(Beginning of Data supplied)
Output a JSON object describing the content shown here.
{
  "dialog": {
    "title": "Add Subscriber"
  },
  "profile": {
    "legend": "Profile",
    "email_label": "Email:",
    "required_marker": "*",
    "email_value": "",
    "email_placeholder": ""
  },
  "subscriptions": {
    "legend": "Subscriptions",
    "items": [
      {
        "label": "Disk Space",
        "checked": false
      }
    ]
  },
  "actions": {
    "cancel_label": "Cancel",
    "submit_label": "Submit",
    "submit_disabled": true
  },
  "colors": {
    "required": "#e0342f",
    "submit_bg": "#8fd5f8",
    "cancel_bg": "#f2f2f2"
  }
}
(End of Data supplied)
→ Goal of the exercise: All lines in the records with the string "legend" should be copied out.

→ Output of the exercise:
    "legend": "Profile",
    "legend": "Subscriptions",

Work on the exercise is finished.